UNFI officials said they will capitalize on the companies' respective strengths. Supervalu's technology systems are superior to UNFI's, Griffin said, and will get integrated into the broader business. UNFI, meanwhile, has stronger key-performance indicators for its various processes.
By streamlining its various systems along with supplier agreements and its distribution network, UNFI plans to see $185 million in annual cost synergies by 2022.
In addition, UNFI plans to boost its investments in automation. Facilities in Southern California and Pennsylvania currently use automated picking systems to prepare orders, and Mario Adamy, national vice president of warehousing and automation for UNFI, said the company aims to spread that technology across its network.
"We believe this model scales very well to other regions," he said, noting that automation also improves order accuracy, energy efficiency and other metrics.
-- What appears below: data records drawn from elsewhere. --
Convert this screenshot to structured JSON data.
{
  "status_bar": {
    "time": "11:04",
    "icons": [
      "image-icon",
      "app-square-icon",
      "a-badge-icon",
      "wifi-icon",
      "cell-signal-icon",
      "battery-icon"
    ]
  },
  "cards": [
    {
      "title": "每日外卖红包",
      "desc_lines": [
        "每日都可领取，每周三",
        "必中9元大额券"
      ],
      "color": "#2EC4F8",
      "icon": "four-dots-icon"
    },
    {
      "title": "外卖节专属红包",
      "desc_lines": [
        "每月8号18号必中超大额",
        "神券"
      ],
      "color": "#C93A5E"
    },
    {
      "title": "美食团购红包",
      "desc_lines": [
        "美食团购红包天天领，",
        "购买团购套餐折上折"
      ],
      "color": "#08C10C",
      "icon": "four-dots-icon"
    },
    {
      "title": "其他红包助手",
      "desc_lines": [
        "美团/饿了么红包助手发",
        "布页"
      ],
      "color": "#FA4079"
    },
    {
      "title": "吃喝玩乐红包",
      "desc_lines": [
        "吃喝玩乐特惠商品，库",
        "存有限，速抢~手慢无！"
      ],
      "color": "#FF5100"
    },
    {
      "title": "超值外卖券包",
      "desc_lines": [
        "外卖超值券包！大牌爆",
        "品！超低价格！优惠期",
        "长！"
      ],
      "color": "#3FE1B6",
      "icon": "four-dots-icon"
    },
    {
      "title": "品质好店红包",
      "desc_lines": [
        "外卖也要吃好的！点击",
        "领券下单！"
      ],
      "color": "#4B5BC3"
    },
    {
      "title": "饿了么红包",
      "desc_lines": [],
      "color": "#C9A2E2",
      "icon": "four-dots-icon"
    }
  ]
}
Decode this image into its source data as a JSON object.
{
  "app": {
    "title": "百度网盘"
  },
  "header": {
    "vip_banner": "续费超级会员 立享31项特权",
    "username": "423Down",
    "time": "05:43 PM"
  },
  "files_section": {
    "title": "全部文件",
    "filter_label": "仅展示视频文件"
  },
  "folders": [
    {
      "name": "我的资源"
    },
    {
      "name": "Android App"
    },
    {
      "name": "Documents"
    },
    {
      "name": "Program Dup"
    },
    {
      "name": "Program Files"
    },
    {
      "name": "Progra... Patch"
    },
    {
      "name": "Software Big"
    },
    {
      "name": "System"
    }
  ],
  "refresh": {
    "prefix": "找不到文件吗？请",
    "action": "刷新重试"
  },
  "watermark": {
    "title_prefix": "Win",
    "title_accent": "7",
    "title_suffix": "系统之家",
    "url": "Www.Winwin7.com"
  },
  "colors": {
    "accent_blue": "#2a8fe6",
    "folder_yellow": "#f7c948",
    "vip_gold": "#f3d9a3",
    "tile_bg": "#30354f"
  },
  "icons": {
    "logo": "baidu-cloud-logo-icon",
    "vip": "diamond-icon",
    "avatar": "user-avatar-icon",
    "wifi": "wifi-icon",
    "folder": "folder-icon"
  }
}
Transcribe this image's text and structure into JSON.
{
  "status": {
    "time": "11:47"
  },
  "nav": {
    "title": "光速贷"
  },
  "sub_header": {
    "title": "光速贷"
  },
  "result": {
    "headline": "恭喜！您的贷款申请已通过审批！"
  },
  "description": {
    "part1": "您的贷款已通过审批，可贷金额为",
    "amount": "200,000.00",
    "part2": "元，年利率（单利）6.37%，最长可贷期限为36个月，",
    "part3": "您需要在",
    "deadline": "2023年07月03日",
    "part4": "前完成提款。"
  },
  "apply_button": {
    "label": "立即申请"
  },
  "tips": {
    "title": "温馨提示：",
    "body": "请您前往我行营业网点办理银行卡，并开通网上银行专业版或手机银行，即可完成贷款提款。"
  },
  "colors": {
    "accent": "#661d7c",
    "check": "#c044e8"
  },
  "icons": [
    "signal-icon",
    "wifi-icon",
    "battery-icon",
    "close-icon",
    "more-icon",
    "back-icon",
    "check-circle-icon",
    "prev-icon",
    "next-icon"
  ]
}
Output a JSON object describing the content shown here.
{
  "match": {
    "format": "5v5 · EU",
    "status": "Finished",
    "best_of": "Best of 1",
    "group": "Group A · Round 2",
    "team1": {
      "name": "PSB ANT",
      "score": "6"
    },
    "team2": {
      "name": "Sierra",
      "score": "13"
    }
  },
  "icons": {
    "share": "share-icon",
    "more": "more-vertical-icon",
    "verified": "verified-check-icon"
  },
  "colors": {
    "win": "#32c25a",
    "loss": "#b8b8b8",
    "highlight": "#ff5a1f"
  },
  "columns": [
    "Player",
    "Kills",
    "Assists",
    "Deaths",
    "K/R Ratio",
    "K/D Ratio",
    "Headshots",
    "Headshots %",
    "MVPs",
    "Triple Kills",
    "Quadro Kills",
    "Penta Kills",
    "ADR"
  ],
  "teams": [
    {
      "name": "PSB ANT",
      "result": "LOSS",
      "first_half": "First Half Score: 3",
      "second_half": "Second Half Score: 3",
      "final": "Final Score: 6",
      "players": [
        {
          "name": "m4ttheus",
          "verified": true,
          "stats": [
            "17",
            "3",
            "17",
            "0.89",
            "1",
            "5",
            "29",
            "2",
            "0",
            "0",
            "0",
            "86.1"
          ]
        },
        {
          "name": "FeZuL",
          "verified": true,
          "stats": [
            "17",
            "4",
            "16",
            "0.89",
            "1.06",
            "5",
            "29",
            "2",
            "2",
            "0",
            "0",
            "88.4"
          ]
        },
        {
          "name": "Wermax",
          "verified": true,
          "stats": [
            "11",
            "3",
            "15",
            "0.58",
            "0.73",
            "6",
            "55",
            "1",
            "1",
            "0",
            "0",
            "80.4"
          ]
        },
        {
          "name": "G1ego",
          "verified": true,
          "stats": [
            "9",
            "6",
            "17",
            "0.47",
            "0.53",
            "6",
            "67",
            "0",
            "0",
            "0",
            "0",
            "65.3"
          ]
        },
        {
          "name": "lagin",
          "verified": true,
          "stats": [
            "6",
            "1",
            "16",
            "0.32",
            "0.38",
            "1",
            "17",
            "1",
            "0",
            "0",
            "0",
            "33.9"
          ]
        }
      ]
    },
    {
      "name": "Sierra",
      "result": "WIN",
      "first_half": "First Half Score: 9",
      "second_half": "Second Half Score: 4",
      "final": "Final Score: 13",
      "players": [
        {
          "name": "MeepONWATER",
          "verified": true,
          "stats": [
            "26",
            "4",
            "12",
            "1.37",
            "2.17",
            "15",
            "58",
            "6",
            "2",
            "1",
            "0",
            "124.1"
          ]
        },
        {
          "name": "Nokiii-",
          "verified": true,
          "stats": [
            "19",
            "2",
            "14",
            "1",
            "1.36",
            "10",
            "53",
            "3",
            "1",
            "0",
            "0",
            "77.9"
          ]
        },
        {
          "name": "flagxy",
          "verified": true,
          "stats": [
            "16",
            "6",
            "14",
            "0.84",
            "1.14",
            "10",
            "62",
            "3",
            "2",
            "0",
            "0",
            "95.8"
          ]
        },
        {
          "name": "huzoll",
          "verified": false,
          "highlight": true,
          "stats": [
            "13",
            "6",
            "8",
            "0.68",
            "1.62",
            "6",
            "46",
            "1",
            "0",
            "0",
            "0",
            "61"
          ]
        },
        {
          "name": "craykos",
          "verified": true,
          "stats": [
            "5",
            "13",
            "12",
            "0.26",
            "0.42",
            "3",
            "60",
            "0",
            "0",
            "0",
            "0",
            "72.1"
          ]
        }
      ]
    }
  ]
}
What about retail?
Spinner said he's confident UNFI can sell off its remaining retail banners — Cub Foods and Shoppers Food & Pharmacy — by the end of this year. Shoppers, he said, is "very far down the path" on an acquisition deal, which the company anticipates being ready to discuss as soon as this spring or summer.
UNFI has stated Shoppers would likely be split up among multiple buyers, given its sites in the competitive mid-Atlantic region. Meanwhile, UNFI is holding out for a single buyer for its Cub banner and plans to get a distribution agreement, as well. The market share leader in the Twin Cities market, Cub has come under increasing pressure in recent years, making it unclear who exactly would acquire the chain. Hy-Vee, a growing presence in the region, has said it isn't interested.
Despite there being an unclear path to acquisition, Spinner said UNFI believes strongly in the value of Cub stores.
"We're not going to give them away," he said.
Cash raised from retail sales will flow toward UNFI's efforts to pay down its debt accrued in the $2.9 billion deal — including $1.6 billion worth of Supervalu debt. In addition, the company plans to sell off surplus property and other assets totaling between $100 million and $150 million. By 2022, UNFI aims to reduce its debt-to-EBITDA ratio from 5.1x to 2.9x.
UNFI officials said the year ahead will be difficult, but expressed optimism for the newly formed company. A new logo and slogan — "Better Food. Better Future" — reflect this intention to enter a new chapter. What comes next, they said, is execution.
"We know it's not easy and we know we're going to make mistakes, but this is what we do," said Griffin. “We do distribution.”